  • Difficult-to-diagnose speech problems

Computer-based instruments to analyze speech

  • Pressure flow 
  • Nasometry 
  • Acoustic analysis instruments

How instrumentation and imaging can help

Instrumentation and imaging can improve understanding of voice and resonance disorders through direct visualization.

  • The mechanisms of velum and larynx are not visible on oral exams but can be observed through endoscopy, radiography or fluoroscopy. 
  • Our ears may detect gross disturbance but cannot reliably discern subtleties of speech disorders. Instrumentation is able to define the subtleties of speech. 
  • Instrumentation yields quantifiable, reproducible results.

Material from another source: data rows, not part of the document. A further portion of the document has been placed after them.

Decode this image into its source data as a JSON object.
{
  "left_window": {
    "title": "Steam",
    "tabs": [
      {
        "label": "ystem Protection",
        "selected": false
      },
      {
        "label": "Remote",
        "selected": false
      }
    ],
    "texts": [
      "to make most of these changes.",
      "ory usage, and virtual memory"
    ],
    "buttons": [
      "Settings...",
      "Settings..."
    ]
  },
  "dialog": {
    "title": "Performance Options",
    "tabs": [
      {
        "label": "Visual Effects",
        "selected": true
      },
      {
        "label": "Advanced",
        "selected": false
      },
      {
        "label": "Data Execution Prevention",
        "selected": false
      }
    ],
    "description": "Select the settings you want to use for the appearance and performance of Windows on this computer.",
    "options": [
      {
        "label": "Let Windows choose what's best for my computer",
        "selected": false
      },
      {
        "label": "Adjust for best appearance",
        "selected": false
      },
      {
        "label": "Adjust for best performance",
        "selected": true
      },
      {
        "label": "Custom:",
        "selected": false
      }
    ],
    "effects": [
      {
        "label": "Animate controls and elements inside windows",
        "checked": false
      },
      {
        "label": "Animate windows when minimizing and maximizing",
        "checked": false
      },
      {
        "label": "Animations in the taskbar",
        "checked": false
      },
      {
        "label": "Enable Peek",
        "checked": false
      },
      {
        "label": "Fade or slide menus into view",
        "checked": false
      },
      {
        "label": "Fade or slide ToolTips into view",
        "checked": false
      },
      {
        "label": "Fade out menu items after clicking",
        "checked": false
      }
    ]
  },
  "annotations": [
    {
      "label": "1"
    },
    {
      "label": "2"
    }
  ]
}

How computerized instrumentation can help 

Special instrumentation makes diagnosis and treatment more accurate and more efficient:
  • Assessment with computerized instruments is objective and more accurate than perceptual judgments alone. Speech performance can be compared to standardized peer/group norms. 
  • Pre and post measures make outcomes easier to evaluate. 
  • Computers can measure several speech qualities simultaneously, such as pressure flow, voice and resonance measures. 
  • Objective measures can be taken during diagnostic or trial therapy to assess the effectiveness of a therapeutic technique.

Instruments that image the vocal tract

  • Flexible nasal endoscopy 
  • Videofluoroscopy 
  • Lateral cephalometric radiography

How imaging enhances the evaluation

  • Imaging allows us to view the structures and functions of the speech mechanism that are not visible during oral exam. 
  • Natural speech can be observed. 
  • Response to speech therapy can be observed. 
  • Information from lateral fluoroscopy or radiography, and endoscopy, has improved the outcome of surgery for hypernasality.